What you are asked to do = The records below must be returned in full and unaltered.

━━━ Input material ━━━

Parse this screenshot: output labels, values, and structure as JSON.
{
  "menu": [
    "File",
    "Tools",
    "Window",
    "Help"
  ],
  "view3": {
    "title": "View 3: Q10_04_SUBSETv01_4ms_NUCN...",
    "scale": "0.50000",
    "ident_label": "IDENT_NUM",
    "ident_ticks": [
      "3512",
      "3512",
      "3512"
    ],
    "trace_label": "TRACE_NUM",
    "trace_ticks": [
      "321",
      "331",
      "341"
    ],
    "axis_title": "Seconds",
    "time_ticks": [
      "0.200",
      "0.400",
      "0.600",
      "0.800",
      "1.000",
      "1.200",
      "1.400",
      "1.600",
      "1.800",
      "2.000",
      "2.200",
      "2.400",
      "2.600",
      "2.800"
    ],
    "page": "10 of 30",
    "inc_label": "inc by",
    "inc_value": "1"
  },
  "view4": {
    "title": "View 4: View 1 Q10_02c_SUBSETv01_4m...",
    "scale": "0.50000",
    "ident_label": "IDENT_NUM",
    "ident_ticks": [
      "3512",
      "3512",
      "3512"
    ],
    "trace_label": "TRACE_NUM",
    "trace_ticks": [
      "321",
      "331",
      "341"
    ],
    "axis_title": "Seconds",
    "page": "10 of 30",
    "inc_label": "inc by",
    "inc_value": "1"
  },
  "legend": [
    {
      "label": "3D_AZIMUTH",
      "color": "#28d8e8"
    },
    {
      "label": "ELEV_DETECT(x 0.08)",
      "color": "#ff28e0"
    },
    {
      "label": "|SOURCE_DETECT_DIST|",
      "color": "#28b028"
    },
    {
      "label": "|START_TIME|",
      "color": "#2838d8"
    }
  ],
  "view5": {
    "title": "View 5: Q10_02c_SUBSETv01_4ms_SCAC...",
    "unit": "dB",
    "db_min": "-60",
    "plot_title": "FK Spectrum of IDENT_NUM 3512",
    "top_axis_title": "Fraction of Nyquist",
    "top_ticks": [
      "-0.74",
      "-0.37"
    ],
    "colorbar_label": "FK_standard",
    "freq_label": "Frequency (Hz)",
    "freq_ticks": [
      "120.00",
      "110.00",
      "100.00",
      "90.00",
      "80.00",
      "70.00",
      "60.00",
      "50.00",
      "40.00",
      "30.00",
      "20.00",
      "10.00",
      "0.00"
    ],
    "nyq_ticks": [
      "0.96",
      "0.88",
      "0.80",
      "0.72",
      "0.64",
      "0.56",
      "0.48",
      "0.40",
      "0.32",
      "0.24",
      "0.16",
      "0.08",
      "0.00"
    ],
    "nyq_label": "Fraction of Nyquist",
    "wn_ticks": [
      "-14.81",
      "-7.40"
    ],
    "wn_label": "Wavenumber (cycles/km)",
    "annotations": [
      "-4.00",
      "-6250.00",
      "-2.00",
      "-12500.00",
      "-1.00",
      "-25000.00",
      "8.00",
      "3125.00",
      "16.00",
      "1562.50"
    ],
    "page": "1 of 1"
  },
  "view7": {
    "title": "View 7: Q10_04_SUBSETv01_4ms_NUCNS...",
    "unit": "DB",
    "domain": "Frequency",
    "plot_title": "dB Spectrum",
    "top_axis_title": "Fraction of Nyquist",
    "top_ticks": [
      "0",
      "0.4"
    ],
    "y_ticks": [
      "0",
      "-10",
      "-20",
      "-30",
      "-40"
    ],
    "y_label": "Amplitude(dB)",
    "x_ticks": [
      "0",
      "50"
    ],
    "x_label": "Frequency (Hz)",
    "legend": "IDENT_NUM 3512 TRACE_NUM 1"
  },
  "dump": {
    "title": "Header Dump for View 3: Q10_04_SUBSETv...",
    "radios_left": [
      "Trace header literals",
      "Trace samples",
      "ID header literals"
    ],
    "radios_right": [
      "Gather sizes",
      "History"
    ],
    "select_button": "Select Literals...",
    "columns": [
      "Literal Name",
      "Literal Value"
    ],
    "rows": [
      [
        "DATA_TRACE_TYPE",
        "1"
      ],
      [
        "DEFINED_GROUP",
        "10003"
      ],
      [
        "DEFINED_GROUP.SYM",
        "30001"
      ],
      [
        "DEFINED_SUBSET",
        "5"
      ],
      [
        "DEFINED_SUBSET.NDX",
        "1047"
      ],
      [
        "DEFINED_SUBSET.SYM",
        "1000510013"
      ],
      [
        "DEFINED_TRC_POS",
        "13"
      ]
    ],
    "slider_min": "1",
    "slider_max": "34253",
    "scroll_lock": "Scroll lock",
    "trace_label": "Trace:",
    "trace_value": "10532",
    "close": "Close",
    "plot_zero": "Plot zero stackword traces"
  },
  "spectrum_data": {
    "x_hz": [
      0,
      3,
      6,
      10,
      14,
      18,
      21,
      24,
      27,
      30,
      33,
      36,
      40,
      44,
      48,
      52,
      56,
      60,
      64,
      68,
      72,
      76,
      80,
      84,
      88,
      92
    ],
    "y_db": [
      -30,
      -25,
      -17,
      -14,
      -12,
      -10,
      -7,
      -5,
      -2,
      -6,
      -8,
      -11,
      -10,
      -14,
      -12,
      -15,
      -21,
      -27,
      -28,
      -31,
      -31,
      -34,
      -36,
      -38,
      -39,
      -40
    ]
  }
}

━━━

Task solution =
Parse this screenshot: output labels, values, and structure as JSON.
{
  "menu": [
    "File",
    "Tools",
    "Window",
    "Help"
  ],
  "view3": {
    "title": "View 3: Q10_04_SUBSETv01_4ms_NUCN...",
    "scale": "0.50000",
    "ident_label": "IDENT_NUM",
    "ident_ticks": [
      "3512",
      "3512",
      "3512"
    ],
    "trace_label": "TRACE_NUM",
    "trace_ticks": [
      "321",
      "331",
      "341"
    ],
    "axis_title": "Seconds",
    "time_ticks": [
      "0.200",
      "0.400",
      "0.600",
      "0.800",
      "1.000",
      "1.200",
      "1.400",
      "1.600",
      "1.800",
      "2.000",
      "2.200",
      "2.400",
      "2.600",
      "2.800"
    ],
    "page": "10 of 30",
    "inc_label": "inc by",
    "inc_value": "1"
  },
  "view4": {
    "title": "View 4: View 1 Q10_02c_SUBSETv01_4m...",
    "scale": "0.50000",
    "ident_label": "IDENT_NUM",
    "ident_ticks": [
      "3512",
      "3512",
      "3512"
    ],
    "trace_label": "TRACE_NUM",
    "trace_ticks": [
      "321",
      "331",
      "341"
    ],
    "axis_title": "Seconds",
    "page": "10 of 30",
    "inc_label": "inc by",
    "inc_value": "1"
  },
  "legend": [
    {
      "label": "3D_AZIMUTH",
      "color": "#28d8e8"
    },
    {
      "label": "ELEV_DETECT(x 0.08)",
      "color": "#ff28e0"
    },
    {
      "label": "|SOURCE_DETECT_DIST|",
      "color": "#28b028"
    },
    {
      "label": "|START_TIME|",
      "color": "#2838d8"
    }
  ],
  "view5": {
    "title": "View 5: Q10_02c_SUBSETv01_4ms_SCAC...",
    "unit": "dB",
    "db_min": "-60",
    "plot_title": "FK Spectrum of IDENT_NUM 3512",
    "top_axis_title": "Fraction of Nyquist",
    "top_ticks": [
      "-0.74",
      "-0.37"
    ],
    "colorbar_label": "FK_standard",
    "freq_label": "Frequency (Hz)",
    "freq_ticks": [
      "120.00",
      "110.00",
      "100.00",
      "90.00",
      "80.00",
      "70.00",
      "60.00",
      "50.00",
      "40.00",
      "30.00",
      "20.00",
      "10.00",
      "0.00"
    ],
    "nyq_ticks": [
      "0.96",
      "0.88",
      "0.80",
      "0.72",
      "0.64",
      "0.56",
      "0.48",
      "0.40",
      "0.32",
      "0.24",
      "0.16",
      "0.08",
      "0.00"
    ],
    "nyq_label": "Fraction of Nyquist",
    "wn_ticks": [
      "-14.81",
      "-7.40"
    ],
    "wn_label": "Wavenumber (cycles/km)",
    "annotations": [
      "-4.00",
      "-6250.00",
      "-2.00",
      "-12500.00",
      "-1.00",
      "-25000.00",
      "8.00",
      "3125.00",
      "16.00",
      "1562.50"
    ],
    "page": "1 of 1"
  },
  "view7": {
    "title": "View 7: Q10_04_SUBSETv01_4ms_NUCNS...",
    "unit": "DB",
    "domain": "Frequency",
    "plot_title": "dB Spectrum",
    "top_axis_title": "Fraction of Nyquist",
    "top_ticks": [
      "0",
      "0.4"
    ],
    "y_ticks": [
      "0",
      "-10",
      "-20",
      "-30",
      "-40"
    ],
    "y_label": "Amplitude(dB)",
    "x_ticks": [
      "0",
      "50"
    ],
    "x_label": "Frequency (Hz)",
    "legend": "IDENT_NUM 3512 TRACE_NUM 1"
  },
  "dump": {
    "title": "Header Dump for View 3: Q10_04_SUBSETv...",
    "radios_left": [
      "Trace header literals",
      "Trace samples",
      "ID header literals"
    ],
    "radios_right": [
      "Gather sizes",
      "History"
    ],
    "select_button": "Select Literals...",
    "columns": [
      "Literal Name",
      "Literal Value"
    ],
    "rows": [
      [
        "DATA_TRACE_TYPE",
        "1"
      ],
      [
        "DEFINED_GROUP",
        "10003"
      ],
      [
        "DEFINED_GROUP.SYM",
        "30001"
      ],
      [
        "DEFINED_SUBSET",
        "5"
      ],
      [
        "DEFINED_SUBSET.NDX",
        "1047"
      ],
      [
        "DEFINED_SUBSET.SYM",
        "1000510013"
      ],
      [
        "DEFINED_TRC_POS",
        "13"
      ]
    ],
    "slider_min": "1",
    "slider_max": "34253",
    "scroll_lock": "Scroll lock",
    "trace_label": "Trace:",
    "trace_value": "10532",
    "close": "Close",
    "plot_zero": "Plot zero stackword traces"
  },
  "spectrum_data": {
    "x_hz": [
      0,
      3,
      6,
      10,
      14,
      18,
      21,
      24,
      27,
      30,
      33,
      36,
      40,
      44,
      48,
      52,
      56,
      60,
      64,
      68,
      72,
      76,
      80,
      84,
      88,
      92
    ],
    "y_db": [
      -30,
      -25,
      -17,
      -14,
      -12,
      -10,
      -7,
      -5,
      -2,
      -6,
      -8,
      -11,
      -10,
      -14,
      -12,
      -15,
      -21,
      -27,
      -28,
      -31,
      -31,
      -34,
      -36,
      -38,
      -39,
      -40
    ]
  }
}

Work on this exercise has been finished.